but resolute, entering this world
with an angel’s thumb pressed

to her unformed body at the very last,
a template affixed to her body
when they decided it was time

to let her go, for her to come to us
and their good work was done.
An angel’s thumbprint, a signature, her soul.

In The Best American Poetry 1997, J Tate ed. (Scribner Poetry 1997), 91-94.

Christian Poems IV: For Simone Weil

LOVE III

George Herbert

Love bade me welcome; yet my soul drew back,
    Guilty of dust and sin.
But quick-eyed Love, observing me grow slack
    From my first entrance in,
Drew nearer to me, sweetly questioning,
    If I lacked anything.

A guest, I answered, worthy to be here.
    Love said, “You shall be he.”
I the unkind, ungrateful?  Ah, my dear,
    I cannot look on thee.
Love took my hand, and smiling did reply,
    “Who made the eyes but I?”

Truth Lord, but I have marred them; let my shame
    Go where it doth deserve.
“And know you not,” says Love, “who bore the blame?”
    My dear, then I will serve.
“You must sit down,” says Love, “and taste my meat.”
    So I did sit and eat.

.

In A Book of Religious Verse, H Gardner, ed. (Oxford Univ Press 1972), 132.

___________

Simone Weil (1909-1943)

Vicki Priest (This poem is included in the 2014 anthology, The Chorus, compiled and translated into Korean by Aeire Choi.  Poems are in both Korean and English.  The Chorus is a truly beautiful book of spiritual poetry, and well made [it’s heavy!].  Available through Aladin.)

God is pure beauty.  The longing
To love the beauty of the world in
A human being is essentially
The longing for the Incarnation.
What we love is perfect joy itself.

It is not in our power to travel
In a vertical direction.  Christ
Himself came down and took possession
Of me.  I was able to rise above this
Wretched flesh, to leave it to suffer by itself.

Something stronger than I was
Compelled me to go down on my knees.
It is not my business to think about
Myself.  My business is to think about God.
Only obedience is invulnerable for all time.

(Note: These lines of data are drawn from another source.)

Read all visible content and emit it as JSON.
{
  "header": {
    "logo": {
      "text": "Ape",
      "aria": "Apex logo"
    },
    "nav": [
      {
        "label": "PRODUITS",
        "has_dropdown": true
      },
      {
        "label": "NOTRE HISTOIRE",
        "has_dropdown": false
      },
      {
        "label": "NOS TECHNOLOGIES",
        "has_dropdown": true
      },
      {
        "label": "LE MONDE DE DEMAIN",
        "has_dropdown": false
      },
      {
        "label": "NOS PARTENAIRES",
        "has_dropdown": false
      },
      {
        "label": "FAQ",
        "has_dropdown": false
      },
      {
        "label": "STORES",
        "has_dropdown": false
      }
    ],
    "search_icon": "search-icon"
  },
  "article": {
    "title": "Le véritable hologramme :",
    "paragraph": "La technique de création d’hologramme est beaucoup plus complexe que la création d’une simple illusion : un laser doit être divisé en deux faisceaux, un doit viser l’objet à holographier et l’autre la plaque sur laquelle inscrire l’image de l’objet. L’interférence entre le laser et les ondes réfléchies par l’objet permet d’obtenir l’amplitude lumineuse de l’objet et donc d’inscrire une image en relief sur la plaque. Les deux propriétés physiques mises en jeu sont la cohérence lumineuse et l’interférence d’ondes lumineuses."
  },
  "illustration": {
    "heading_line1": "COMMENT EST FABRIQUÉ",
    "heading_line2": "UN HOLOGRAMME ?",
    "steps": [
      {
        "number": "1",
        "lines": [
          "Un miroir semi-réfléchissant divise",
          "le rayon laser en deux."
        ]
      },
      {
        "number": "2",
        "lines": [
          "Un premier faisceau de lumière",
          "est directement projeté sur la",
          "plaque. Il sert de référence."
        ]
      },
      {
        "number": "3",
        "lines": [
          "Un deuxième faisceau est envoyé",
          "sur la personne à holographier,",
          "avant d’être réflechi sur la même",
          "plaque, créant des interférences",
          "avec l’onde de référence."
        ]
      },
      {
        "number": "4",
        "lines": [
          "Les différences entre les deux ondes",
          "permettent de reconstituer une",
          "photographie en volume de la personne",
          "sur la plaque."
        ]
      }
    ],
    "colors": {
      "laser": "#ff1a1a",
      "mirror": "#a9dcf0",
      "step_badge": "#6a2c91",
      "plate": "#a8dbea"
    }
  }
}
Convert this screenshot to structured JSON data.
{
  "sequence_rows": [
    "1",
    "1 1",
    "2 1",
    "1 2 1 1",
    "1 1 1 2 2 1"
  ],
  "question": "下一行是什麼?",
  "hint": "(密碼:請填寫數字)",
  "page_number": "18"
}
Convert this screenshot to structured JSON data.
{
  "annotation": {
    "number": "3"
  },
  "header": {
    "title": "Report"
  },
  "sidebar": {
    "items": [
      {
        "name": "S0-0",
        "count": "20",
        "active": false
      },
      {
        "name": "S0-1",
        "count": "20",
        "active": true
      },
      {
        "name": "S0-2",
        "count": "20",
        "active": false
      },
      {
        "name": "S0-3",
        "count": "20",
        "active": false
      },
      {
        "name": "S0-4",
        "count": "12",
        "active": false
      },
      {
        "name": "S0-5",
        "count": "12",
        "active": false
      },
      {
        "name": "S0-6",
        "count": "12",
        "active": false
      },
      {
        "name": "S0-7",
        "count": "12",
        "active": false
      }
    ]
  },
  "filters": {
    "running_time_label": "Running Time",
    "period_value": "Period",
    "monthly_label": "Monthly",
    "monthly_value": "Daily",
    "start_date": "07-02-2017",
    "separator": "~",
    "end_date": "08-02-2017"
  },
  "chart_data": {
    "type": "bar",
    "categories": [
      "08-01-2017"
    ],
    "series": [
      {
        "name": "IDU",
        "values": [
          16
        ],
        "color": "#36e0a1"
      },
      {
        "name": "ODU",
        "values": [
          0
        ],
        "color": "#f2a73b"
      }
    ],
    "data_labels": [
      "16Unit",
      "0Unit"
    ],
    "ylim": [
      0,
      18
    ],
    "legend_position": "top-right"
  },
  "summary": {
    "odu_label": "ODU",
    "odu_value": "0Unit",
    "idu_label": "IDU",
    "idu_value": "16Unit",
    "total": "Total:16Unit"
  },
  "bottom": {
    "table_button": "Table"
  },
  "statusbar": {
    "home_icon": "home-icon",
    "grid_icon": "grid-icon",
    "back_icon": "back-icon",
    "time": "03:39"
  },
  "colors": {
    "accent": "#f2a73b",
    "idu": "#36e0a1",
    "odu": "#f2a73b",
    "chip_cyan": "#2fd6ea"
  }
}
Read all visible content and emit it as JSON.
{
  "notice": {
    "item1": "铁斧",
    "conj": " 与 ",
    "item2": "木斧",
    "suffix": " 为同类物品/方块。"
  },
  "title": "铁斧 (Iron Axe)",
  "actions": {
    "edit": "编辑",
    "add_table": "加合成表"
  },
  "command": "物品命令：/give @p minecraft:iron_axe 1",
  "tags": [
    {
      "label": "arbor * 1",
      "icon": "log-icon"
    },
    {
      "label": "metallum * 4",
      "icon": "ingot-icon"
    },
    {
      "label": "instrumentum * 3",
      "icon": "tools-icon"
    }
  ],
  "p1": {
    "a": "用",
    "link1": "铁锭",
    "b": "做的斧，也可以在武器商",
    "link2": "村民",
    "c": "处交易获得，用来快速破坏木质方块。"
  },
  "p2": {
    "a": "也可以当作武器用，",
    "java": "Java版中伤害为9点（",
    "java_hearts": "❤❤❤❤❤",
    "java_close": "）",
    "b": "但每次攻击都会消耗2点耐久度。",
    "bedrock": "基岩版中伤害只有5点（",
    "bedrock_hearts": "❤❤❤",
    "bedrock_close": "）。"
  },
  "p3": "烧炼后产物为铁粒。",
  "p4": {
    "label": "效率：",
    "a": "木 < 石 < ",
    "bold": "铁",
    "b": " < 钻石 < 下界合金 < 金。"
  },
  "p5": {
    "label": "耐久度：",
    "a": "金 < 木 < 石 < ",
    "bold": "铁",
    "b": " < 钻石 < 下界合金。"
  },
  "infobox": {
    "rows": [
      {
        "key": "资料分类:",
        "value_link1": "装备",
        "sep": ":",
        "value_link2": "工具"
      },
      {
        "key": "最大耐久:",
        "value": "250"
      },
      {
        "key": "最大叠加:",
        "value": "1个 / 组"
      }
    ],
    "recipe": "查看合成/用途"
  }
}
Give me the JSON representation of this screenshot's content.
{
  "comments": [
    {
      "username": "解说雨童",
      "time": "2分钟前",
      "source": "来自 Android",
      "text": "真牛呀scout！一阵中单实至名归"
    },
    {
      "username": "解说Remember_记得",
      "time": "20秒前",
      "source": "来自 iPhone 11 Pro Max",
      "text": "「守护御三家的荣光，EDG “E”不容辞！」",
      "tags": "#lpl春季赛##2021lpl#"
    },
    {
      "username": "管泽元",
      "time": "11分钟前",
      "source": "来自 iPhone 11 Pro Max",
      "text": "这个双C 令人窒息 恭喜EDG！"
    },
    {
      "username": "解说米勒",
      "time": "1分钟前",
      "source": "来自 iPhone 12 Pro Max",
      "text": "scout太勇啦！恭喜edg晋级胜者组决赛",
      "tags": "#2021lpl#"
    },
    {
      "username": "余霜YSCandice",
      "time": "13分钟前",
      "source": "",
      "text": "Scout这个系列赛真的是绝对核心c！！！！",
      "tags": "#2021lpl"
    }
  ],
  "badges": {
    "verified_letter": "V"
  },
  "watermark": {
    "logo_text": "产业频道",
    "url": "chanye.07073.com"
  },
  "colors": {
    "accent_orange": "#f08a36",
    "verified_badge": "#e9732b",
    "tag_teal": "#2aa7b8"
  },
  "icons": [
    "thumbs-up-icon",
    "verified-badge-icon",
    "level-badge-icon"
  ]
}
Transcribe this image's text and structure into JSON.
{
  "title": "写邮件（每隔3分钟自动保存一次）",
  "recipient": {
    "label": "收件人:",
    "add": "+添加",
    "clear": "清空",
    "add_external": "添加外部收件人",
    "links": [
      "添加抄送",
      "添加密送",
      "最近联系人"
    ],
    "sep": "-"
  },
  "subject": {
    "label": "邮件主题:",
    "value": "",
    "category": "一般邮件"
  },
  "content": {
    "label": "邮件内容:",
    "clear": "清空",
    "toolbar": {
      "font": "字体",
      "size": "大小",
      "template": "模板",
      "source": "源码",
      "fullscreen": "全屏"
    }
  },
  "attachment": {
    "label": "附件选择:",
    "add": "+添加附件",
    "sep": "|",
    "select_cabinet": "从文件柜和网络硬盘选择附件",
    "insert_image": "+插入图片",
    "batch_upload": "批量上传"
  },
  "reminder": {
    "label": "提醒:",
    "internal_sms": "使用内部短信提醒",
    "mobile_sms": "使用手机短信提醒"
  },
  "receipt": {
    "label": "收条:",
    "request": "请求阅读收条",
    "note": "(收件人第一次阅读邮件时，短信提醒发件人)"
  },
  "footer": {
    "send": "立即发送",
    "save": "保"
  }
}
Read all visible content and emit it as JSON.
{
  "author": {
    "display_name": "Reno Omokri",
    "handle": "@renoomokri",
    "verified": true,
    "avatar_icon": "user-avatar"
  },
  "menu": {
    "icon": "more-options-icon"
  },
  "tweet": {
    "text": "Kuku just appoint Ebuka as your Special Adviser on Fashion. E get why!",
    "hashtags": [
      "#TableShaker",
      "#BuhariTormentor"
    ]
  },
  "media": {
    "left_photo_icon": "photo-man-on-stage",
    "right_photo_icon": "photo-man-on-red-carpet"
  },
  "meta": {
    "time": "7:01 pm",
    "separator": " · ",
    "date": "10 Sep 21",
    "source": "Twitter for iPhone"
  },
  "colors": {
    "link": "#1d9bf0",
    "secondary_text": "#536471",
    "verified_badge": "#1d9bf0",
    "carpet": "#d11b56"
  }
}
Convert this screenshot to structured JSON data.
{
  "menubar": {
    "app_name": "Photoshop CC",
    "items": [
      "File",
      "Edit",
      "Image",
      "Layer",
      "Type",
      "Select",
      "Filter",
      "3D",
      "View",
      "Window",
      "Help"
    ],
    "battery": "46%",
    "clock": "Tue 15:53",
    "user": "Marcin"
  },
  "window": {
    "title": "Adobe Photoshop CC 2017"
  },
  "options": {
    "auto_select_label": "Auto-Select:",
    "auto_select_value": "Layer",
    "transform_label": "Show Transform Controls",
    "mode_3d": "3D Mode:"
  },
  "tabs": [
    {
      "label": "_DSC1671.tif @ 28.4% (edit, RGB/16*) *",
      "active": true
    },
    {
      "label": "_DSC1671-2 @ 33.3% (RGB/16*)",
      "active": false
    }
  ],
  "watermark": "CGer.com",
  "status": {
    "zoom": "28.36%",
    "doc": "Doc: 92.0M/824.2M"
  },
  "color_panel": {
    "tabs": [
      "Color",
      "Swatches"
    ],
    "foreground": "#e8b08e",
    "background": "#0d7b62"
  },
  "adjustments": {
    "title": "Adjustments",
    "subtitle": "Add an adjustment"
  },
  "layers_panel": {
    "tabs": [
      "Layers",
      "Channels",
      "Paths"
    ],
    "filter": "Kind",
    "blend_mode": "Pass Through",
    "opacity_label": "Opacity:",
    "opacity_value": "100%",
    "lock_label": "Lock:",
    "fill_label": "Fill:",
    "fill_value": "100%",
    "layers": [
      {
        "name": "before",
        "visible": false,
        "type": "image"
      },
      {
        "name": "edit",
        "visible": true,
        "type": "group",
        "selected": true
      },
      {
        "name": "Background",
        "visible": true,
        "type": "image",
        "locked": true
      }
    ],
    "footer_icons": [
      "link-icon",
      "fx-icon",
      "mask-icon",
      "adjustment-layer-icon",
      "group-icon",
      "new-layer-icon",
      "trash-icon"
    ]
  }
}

I always believed that the instant
Of death is the center and object of life.
Every time I think of the crucifixion
Of Christ I commit the sin of envy.
The future is still to be feared.

The danger is not in the soul’s doubt that
There is bread, but, by a lie, to persuade itself
It is not hungry.  Christ is our bread.  If one
Turns aside from him to go toward the truth,
One will not go far before falling into his arms.

.

This “poem” consists of quotes by Simone Weil.

___________

IN MEMORIAM

Alfred, Lord Tennyson

Love is and was my lord and king,
    And in his presence I attend
    To hear the tidings of my friend,
Which every hour his couriers bring.

Love is and was my king and lord,
    And will be, though as yet I keep
    Within the court on earth, and sleep
Encompassed by his faithful guard,

And hear at times a sentinel
    Who moves about from place to place,
    And whispers to the worlds of space,
In the deep of night, that all is well.
.

In The One Year Book of Poetry, P Comfort & D Partner, ed.s (Tyndale House Pub.s 1999), “Feb. 11” page.